§ **What needs to be done**:
Pick each line containing the word "żywo" out of the data below.

§ **Exercise material**:
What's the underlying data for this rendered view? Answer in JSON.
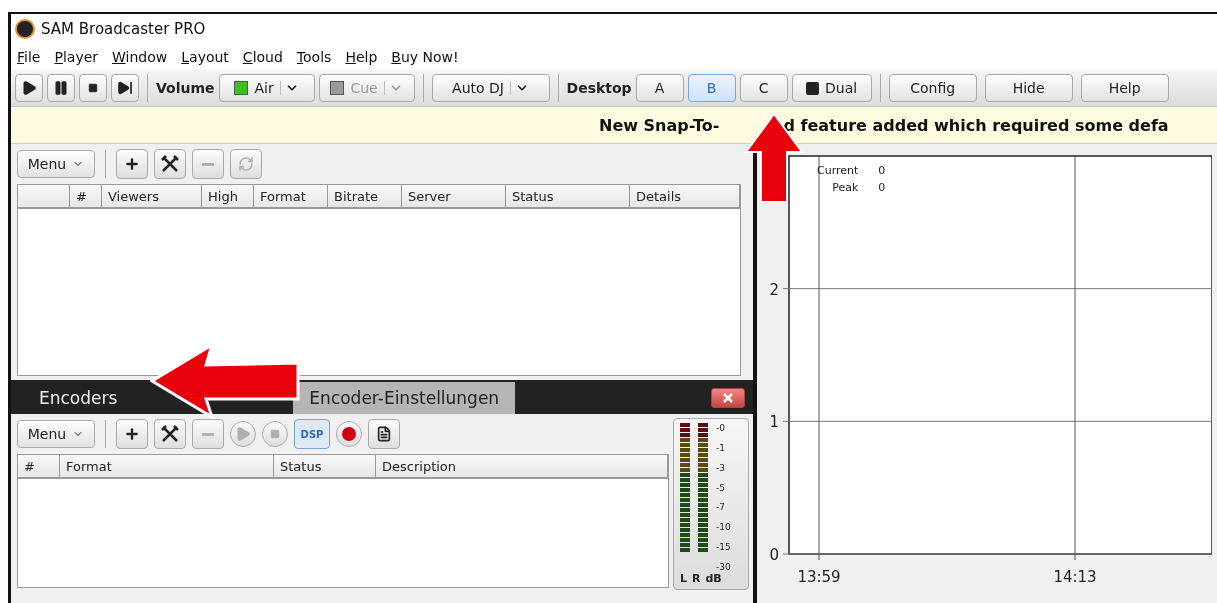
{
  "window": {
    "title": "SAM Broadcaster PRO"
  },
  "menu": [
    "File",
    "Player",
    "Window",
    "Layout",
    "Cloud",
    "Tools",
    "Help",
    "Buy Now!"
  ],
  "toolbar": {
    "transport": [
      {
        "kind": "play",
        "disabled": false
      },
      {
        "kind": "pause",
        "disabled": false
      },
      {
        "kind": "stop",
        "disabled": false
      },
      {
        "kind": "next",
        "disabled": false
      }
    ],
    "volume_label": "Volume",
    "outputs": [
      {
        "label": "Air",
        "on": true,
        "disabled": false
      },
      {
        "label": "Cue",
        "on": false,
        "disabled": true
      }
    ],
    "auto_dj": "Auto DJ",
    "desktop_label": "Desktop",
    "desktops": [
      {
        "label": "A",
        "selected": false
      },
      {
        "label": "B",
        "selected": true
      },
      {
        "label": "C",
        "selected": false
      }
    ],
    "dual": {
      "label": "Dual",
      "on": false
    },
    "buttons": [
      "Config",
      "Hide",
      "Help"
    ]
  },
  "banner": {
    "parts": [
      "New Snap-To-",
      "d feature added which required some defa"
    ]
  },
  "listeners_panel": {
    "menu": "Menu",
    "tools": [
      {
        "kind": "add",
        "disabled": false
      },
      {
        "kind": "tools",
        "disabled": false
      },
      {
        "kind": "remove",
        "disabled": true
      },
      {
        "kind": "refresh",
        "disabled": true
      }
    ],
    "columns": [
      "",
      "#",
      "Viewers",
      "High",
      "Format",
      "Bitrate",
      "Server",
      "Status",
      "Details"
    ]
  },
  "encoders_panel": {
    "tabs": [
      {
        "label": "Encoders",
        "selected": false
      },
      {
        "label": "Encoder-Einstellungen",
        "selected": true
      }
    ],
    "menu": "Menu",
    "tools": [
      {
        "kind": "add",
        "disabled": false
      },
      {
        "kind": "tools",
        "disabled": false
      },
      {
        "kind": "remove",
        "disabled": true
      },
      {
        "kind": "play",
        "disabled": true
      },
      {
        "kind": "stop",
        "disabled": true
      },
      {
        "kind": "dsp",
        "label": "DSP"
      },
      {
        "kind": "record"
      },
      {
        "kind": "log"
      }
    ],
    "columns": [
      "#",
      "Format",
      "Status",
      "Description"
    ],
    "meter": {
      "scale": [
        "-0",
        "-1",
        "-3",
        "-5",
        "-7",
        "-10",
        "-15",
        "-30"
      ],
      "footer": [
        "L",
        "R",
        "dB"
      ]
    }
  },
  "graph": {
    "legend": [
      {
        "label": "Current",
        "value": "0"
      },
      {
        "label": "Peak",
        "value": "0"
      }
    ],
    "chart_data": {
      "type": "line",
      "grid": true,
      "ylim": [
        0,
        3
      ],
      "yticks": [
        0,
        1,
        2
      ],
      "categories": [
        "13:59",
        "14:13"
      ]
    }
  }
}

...

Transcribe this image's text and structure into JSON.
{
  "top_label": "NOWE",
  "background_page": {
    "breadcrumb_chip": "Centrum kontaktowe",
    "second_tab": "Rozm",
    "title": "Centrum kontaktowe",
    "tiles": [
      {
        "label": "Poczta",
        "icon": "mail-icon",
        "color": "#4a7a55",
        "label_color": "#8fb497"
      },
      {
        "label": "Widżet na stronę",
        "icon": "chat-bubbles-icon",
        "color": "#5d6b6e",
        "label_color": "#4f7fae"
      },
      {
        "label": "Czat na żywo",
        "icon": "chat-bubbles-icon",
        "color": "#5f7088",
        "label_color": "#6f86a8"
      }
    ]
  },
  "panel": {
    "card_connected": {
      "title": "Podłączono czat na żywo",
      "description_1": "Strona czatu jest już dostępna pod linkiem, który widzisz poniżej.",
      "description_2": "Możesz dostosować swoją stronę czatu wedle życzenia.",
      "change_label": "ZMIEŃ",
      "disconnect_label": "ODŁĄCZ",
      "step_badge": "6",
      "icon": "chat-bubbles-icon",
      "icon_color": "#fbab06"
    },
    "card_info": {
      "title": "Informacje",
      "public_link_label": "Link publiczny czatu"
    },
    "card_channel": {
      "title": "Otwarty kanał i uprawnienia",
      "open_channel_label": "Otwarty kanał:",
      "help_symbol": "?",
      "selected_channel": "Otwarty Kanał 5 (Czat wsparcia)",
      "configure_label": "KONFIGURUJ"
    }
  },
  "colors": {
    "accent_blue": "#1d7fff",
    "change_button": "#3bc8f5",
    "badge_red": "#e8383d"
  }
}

§ **Reply to the exercise**:
        "label": "Czat na żywo",
      "title": "Podłączono czat na żywo",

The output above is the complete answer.